* Exercise goal: Your task is to filter the data below down to the lines holding "title".

* Source material:
_ _ _ _

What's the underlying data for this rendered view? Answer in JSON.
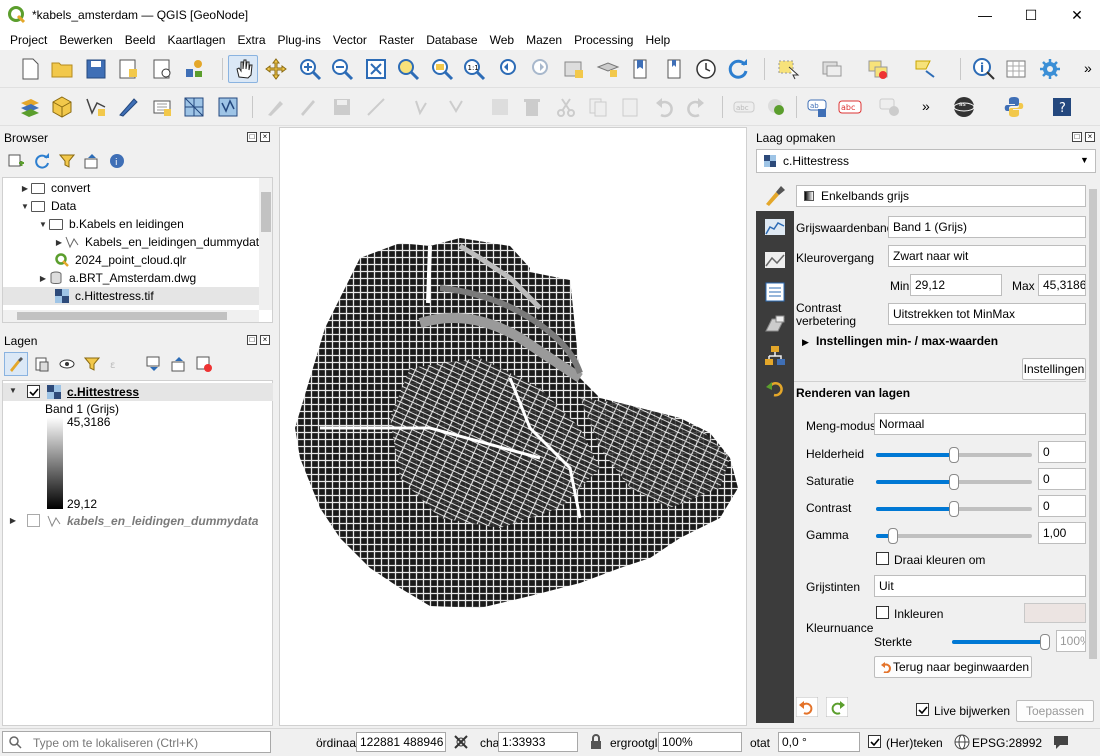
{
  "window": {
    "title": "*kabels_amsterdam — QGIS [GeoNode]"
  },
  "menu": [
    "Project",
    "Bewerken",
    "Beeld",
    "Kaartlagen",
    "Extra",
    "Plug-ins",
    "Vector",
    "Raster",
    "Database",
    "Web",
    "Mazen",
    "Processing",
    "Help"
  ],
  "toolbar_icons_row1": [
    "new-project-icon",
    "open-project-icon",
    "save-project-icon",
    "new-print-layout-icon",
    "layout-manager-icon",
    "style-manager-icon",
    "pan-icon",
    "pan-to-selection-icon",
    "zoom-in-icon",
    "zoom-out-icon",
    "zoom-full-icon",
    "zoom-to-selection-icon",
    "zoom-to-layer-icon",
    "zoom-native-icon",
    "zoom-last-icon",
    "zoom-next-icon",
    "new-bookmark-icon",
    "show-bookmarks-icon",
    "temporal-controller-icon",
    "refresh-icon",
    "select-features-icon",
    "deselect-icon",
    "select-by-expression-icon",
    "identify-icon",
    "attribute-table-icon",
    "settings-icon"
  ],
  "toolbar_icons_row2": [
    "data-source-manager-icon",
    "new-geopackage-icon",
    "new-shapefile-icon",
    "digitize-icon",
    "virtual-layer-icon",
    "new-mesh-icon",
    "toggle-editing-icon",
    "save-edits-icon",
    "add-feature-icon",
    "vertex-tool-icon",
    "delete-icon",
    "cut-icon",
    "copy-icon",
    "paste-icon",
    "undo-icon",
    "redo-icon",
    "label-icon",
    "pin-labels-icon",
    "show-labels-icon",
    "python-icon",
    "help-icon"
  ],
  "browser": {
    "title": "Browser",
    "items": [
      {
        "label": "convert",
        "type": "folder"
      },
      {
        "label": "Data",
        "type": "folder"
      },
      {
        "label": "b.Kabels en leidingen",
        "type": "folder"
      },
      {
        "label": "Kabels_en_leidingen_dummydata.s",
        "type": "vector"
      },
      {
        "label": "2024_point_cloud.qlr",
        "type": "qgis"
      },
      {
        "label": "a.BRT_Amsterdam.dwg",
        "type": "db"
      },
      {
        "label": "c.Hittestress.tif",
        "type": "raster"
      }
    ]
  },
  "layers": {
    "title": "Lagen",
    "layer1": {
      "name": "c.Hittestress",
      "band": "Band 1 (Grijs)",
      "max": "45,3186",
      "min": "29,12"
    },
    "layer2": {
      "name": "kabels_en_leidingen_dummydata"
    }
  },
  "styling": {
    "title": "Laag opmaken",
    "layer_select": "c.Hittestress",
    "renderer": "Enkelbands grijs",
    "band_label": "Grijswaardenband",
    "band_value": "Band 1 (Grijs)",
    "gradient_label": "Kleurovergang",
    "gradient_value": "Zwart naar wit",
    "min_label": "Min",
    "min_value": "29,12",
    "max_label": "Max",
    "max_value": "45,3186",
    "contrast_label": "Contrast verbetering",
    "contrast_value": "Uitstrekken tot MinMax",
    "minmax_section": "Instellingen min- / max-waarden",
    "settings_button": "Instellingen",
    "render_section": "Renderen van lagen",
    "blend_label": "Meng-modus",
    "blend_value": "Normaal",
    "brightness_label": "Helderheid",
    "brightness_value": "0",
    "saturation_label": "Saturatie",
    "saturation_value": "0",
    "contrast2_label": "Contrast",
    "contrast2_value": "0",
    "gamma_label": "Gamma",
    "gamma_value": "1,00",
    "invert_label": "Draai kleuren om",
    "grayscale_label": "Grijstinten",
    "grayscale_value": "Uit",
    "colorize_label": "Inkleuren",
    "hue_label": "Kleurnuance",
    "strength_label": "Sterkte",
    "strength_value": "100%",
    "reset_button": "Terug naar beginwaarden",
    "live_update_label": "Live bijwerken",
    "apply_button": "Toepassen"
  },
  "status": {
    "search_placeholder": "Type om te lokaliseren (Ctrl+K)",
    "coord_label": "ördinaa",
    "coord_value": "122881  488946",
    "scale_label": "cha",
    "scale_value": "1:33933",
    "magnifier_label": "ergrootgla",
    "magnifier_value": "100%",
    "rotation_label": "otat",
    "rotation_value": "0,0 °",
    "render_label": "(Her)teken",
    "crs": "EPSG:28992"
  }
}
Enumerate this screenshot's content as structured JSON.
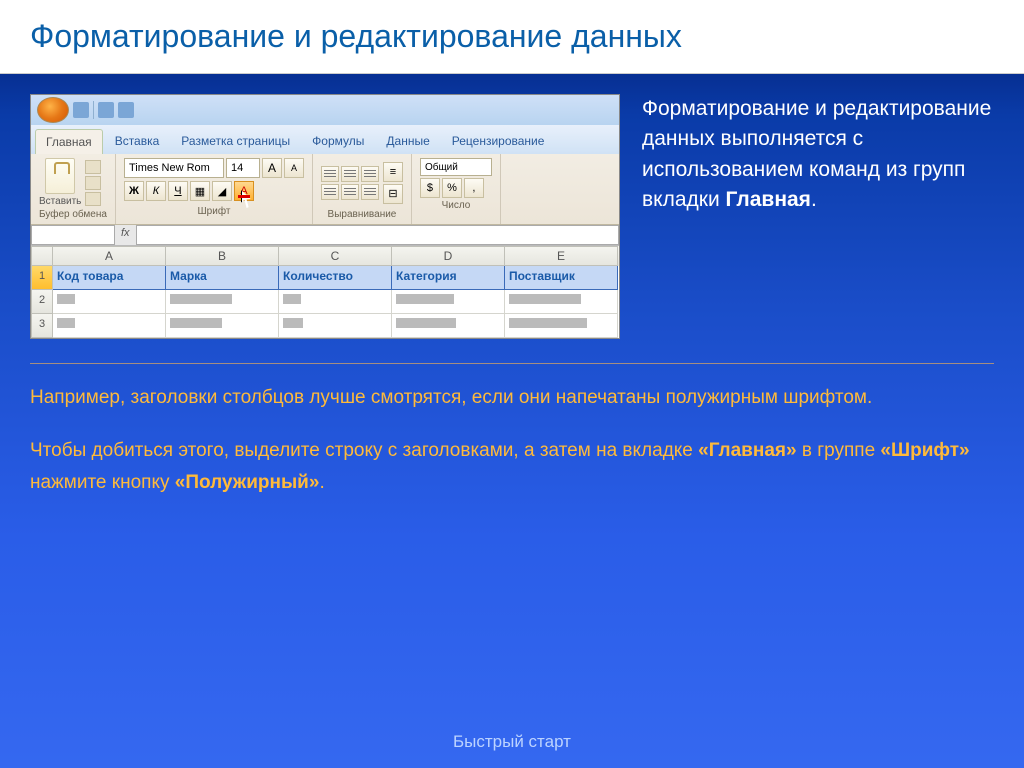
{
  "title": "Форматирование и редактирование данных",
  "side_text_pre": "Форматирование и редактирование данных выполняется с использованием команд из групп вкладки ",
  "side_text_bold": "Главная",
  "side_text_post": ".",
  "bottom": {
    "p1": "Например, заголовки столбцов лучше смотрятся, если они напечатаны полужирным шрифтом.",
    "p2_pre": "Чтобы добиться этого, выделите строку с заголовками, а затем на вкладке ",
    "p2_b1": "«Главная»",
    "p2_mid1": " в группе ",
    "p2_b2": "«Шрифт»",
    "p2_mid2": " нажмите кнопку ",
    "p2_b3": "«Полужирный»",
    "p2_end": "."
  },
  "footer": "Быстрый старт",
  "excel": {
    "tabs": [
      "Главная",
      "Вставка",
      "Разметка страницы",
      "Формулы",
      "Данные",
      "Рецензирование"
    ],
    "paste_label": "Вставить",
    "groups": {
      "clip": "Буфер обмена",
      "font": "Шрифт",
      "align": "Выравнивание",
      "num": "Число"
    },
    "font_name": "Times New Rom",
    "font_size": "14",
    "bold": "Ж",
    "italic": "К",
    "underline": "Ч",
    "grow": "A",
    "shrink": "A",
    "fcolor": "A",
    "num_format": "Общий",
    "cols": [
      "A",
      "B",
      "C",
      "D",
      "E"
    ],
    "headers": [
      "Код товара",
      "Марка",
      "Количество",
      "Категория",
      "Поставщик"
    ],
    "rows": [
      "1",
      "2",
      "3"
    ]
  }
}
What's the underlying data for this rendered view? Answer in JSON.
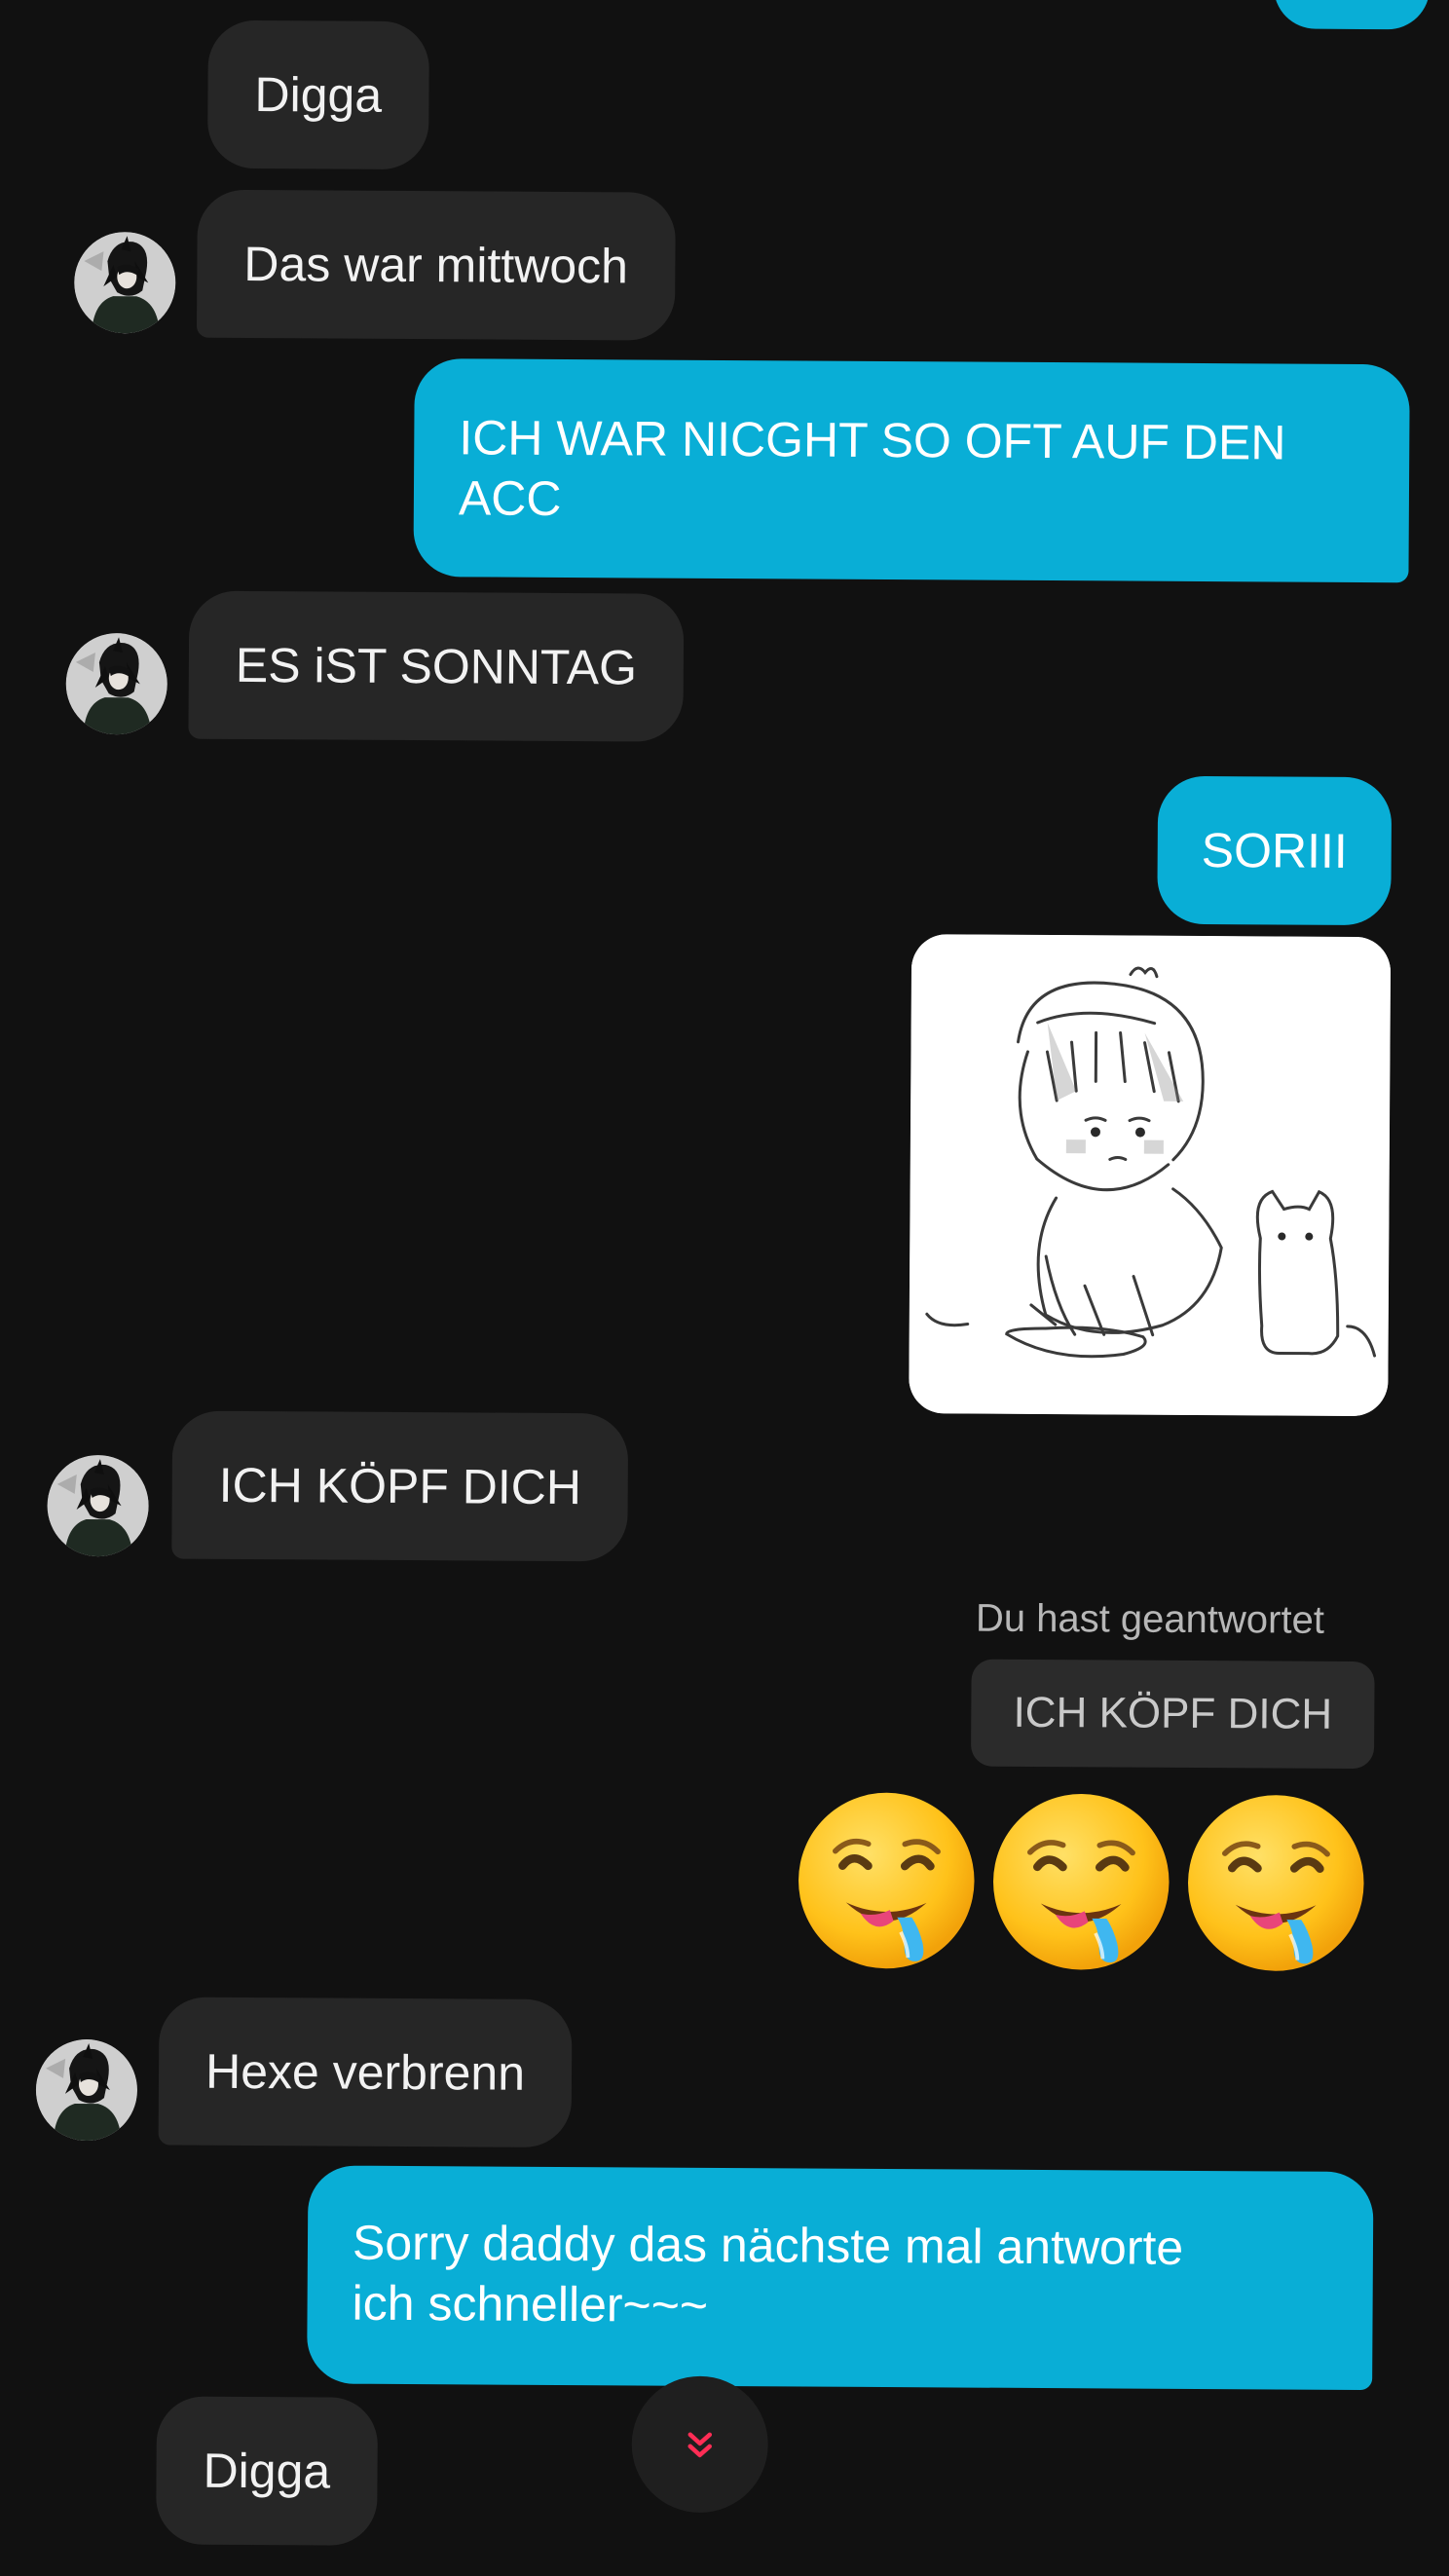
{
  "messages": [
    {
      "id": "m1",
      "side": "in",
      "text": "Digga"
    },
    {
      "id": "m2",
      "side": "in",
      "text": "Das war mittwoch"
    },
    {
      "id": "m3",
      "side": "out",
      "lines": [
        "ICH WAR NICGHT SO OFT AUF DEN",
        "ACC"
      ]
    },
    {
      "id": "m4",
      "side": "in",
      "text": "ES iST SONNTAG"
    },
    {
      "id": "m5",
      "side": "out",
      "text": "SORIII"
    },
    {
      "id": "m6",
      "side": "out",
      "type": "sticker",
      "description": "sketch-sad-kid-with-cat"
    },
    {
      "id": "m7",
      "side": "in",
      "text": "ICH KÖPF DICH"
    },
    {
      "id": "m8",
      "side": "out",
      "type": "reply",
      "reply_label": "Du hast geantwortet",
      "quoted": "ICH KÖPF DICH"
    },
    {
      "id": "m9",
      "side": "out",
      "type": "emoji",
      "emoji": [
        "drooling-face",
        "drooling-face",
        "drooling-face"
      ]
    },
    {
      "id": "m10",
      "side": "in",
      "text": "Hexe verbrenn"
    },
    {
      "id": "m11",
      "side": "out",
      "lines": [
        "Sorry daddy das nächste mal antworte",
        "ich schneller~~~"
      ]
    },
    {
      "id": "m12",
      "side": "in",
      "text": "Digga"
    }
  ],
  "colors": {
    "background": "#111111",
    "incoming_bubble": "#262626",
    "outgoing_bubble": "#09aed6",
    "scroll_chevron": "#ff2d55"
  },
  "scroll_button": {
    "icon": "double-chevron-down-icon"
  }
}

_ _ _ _

* Finished task:
    "title": "*kabels_amsterdam — QGIS [GeoNode]"
    "title": "Browser",
    "title": "Lagen",
    "title": "Laag opmaken",
  "title": "Форматирование и редактирование данных",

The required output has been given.